Feedback: A Smart Investment
The business of educating entrepreneurs.
I just finished reading "The Bucks Start Here" (October/November 2008), and I want to share a related investor-education program called Stocks in the Future, created for students from primarily low-income backgrounds at the Washington Jesuit Academy. As a reward for good grades in math and reading, along with regular attendance, students are awarded SIF bucks (real money), which they then invest in the market. They learn how to research companies, develop an understanding of investing, and ultimately purchase stock and track it. It is fascinating to watch these boys, who otherwise would not have the opportunity, become true investors in the market and in their education.
With every issue of Edutopia I receive, I take out the Sage Advice column, laminate it, and hang it in the teachers' bathroom. From the comments I hear, I know teachers read it. Sometimes you've got to think outside the box, or inside the bathroom!
Name withheld by request
A Smart Investment
A couple of years ago, a student in my multimedia class who had interviewed a local entrepreneur excitedly shared what he had learned about starting a business -- and said that every student in our county should have that same experience.
The local businessman who had been such an inspiration helped me start a program teaching students how to become entrepreneurs. Now, juniors and seniors at all of our county schools learn how to write a business plan, purchase real estate, get a loan, and do a host of other things. Each student has to create and operate a company, raising the necessary capital along the way. Our local business leaders serve as mentors for the class.
In just two years, the program has grown from the idea of a senior in high school to become a reality. That in itself is an example of entrepreneurial education.
As a media specialist, I always look for innovative ways to use technology. I am very fortunate to be at Whitewater High School, in Fayetteville, Georgia, where our principal, Greg Stillions, embraces teaching with technology. Using Interwrite Pads, video projectors, and wireless connectivity, teachers can access the Internet and computer files from anywhere in the room for instant sharing. Our latest acquisitions include personal-response systems for student and teacher use -- a paperless way to evaluate student progress. Thanks for writing about cutting-edge educational tools.
I read with great interest in the April 2008 issue the articles by M. Jones ("Childhood's End: Growing Up Too Fast") and Owen Edwards ("Up Front: Well-Chosen Words") dealing with student-centered developmental pedagogy in elementary school. Both articles speak in opposition to a troubling but popular trend. M. Jones calls it accountability. Others label it assessment-based learning. I call it an educational and social time bomb.
As a college professor for twenty-six years, I find students semester after semester who expect the teacher to teach to the test and who simply cannot apply what they have learned to their own lives. Perhaps most disturbing is the lack of basic social skills: communication, empathy, polite verbal interaction, sharing, and a sense of one's place in a community.
Unless administrators and educators recognize the fundamental need of our young children for a nurturing learning environment that emphasizes human values, human voices, and human interaction, I fear I will continue to look out on large classrooms of college students who see learning as separate from living, education as impersonal, and teachers as technicians rather than mentors and motivators.
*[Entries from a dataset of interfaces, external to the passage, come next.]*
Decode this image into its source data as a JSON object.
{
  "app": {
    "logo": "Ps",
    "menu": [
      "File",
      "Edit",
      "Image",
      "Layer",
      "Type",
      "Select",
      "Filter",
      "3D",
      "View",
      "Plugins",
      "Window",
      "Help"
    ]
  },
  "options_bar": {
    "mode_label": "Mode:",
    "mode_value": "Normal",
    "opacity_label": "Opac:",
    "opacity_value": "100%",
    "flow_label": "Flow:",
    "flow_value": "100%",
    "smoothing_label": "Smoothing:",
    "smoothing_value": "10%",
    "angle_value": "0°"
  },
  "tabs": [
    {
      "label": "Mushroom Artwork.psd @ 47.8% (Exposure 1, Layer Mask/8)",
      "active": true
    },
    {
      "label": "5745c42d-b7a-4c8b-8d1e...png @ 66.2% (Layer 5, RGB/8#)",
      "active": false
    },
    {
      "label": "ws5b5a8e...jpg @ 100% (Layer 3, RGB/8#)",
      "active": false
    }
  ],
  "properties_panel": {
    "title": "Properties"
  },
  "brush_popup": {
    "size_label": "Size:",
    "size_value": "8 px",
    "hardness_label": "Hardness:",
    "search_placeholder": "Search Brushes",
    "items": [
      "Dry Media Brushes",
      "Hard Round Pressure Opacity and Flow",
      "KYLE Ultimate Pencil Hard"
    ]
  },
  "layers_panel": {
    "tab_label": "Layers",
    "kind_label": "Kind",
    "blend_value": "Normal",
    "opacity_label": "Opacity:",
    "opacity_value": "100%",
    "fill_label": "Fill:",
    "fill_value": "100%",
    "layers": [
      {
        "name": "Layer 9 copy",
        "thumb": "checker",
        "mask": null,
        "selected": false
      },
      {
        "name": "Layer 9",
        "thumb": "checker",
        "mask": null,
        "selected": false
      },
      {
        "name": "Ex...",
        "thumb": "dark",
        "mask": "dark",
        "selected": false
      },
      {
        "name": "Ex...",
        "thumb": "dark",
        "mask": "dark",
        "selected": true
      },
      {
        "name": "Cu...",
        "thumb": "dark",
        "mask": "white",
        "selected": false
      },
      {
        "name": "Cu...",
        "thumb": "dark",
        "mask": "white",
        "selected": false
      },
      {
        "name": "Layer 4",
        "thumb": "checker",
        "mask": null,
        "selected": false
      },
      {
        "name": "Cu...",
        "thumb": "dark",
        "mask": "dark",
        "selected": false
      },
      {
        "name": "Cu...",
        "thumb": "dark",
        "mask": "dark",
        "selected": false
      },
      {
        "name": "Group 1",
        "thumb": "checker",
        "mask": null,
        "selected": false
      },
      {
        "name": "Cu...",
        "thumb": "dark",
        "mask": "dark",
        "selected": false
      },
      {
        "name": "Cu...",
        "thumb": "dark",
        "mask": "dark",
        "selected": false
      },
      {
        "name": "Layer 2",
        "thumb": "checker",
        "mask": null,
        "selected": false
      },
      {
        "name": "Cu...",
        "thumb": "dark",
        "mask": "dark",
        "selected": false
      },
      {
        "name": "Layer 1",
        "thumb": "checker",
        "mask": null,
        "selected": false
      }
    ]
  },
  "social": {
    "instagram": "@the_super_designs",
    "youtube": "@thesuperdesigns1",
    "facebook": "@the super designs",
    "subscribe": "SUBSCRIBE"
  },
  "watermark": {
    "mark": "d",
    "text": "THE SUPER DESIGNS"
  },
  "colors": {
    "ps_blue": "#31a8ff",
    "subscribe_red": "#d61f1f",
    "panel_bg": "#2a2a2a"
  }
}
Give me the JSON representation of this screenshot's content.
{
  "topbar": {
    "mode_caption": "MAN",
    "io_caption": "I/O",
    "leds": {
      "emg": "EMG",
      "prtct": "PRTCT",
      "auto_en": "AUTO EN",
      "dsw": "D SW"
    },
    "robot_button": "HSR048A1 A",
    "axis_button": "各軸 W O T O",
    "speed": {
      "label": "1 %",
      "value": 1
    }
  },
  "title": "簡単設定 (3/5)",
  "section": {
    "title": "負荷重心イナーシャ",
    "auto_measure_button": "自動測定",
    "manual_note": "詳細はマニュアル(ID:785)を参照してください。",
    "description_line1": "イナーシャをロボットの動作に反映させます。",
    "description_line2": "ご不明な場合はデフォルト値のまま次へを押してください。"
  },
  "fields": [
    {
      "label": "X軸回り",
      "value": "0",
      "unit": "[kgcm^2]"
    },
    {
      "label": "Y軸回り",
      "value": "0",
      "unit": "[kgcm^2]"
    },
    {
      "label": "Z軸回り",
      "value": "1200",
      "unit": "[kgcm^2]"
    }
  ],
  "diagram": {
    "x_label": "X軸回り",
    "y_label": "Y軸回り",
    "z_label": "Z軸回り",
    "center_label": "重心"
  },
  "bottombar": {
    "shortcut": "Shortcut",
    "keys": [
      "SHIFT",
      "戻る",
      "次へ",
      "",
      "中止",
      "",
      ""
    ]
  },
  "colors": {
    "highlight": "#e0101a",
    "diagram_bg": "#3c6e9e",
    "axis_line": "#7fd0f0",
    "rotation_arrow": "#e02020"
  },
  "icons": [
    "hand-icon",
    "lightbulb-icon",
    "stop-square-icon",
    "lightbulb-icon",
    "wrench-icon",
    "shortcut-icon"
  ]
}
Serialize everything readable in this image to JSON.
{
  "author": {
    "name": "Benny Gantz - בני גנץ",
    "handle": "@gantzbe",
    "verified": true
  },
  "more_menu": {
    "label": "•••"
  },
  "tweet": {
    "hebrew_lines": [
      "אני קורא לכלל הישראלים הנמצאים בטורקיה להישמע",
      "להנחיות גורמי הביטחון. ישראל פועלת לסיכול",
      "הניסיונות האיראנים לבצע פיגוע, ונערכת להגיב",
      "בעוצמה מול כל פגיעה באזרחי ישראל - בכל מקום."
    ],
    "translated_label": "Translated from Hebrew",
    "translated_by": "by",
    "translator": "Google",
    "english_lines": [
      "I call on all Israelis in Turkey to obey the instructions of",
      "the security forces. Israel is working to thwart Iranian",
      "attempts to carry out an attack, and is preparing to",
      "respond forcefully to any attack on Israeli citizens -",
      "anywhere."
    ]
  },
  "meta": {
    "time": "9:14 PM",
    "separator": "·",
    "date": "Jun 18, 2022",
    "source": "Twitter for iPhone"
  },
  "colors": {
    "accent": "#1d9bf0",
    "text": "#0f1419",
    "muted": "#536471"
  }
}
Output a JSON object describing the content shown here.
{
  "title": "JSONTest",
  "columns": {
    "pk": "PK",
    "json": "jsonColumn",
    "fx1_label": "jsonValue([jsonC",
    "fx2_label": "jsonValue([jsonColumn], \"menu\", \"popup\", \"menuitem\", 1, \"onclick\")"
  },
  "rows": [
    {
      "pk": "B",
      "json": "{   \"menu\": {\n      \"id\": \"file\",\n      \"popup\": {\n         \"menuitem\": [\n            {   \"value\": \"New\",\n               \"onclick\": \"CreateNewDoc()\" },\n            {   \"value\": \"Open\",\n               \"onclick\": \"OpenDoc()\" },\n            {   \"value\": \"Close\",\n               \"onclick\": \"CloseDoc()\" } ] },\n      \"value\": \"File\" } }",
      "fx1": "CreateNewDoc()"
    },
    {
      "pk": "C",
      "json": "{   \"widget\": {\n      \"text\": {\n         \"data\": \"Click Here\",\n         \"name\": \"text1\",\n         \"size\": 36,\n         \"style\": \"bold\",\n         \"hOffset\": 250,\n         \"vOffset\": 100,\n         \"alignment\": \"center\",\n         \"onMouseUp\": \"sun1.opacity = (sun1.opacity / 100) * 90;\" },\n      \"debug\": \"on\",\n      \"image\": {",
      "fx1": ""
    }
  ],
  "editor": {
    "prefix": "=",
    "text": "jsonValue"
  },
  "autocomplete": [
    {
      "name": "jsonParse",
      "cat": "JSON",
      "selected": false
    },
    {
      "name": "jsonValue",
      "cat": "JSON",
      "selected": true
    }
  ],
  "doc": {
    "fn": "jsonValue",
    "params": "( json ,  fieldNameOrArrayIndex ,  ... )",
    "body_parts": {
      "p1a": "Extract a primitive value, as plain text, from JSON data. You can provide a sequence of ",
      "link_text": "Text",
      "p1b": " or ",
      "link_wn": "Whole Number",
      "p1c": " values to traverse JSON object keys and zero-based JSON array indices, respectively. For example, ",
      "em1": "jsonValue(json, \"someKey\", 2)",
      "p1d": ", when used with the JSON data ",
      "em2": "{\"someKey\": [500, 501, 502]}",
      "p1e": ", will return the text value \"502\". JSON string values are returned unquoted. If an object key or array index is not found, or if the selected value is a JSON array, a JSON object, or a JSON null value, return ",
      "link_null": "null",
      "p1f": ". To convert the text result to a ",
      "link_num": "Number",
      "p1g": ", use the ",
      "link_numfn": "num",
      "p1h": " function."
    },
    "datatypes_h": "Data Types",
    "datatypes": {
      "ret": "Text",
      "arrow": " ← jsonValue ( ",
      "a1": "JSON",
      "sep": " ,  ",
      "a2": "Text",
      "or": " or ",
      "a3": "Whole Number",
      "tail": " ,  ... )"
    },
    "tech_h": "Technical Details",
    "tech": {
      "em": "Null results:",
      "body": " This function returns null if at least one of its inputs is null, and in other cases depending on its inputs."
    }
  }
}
Penelope A. Blake
Traci Vogel's Edutopia.org article "A Novel Approach to Feelings: Using Literary Characters to Teach Emotional Intelligence" highlights the power of using literature to elicit conversations and understanding about social and emotional issues that are authentic for children. Picture books work well, too!
The art of weaving character education and social and emotional learning into the teaching of a novel is paramount to bridging art and life for student learners. I appreciate the article's affirmation for effective teaching and learning with the whole child in mind.